Records provided section start

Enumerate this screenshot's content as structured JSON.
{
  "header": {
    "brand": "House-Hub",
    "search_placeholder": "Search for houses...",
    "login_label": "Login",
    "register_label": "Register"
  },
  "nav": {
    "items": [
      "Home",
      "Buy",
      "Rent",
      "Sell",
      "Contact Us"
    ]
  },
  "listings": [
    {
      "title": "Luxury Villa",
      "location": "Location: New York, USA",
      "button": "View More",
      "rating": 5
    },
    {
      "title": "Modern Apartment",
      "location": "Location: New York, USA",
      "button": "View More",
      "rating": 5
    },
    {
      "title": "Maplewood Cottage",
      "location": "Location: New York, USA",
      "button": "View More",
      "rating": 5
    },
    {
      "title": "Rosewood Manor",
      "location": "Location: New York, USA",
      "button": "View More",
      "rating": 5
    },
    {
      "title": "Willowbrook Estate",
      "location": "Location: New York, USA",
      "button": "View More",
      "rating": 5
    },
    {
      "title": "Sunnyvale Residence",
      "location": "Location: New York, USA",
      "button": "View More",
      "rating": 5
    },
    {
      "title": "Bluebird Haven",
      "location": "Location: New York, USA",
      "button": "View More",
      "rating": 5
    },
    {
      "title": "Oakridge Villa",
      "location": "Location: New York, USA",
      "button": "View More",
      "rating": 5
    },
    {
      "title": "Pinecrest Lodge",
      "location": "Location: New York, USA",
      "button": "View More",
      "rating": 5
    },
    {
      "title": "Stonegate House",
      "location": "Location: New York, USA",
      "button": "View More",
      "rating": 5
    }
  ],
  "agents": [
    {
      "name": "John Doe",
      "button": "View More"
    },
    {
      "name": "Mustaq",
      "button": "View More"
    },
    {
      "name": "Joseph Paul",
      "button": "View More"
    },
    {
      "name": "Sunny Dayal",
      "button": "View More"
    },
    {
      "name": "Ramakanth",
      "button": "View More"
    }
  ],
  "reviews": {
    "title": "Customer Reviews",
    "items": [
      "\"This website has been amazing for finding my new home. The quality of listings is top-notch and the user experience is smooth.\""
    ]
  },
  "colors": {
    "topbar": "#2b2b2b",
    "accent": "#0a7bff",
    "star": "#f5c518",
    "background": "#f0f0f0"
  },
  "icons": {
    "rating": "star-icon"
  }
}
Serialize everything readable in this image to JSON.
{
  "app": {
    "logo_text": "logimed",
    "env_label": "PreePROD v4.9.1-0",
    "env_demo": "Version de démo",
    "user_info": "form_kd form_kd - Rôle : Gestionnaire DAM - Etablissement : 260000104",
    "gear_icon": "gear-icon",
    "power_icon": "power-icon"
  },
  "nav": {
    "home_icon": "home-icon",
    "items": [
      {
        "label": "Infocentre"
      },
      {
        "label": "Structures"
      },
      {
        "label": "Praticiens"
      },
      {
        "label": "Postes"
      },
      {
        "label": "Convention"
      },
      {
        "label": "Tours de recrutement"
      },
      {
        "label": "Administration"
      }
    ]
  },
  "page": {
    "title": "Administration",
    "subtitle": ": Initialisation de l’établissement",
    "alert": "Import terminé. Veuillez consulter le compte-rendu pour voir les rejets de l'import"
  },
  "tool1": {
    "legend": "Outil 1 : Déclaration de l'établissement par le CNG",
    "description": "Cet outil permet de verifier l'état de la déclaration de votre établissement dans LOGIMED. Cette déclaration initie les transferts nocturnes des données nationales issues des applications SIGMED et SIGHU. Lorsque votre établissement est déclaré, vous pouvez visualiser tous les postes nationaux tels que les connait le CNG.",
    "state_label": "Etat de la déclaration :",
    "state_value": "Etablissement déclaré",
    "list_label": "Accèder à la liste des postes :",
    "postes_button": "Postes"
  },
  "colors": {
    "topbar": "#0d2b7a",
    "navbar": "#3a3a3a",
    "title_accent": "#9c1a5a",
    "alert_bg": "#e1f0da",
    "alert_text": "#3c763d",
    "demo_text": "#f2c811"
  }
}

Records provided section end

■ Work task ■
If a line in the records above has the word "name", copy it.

■ Completed task ■
      "name": "John Doe",
      "name": "Mustaq",
      "name": "Joseph Paul",
      "name": "Sunny Dayal",
      "name": "Ramakanth",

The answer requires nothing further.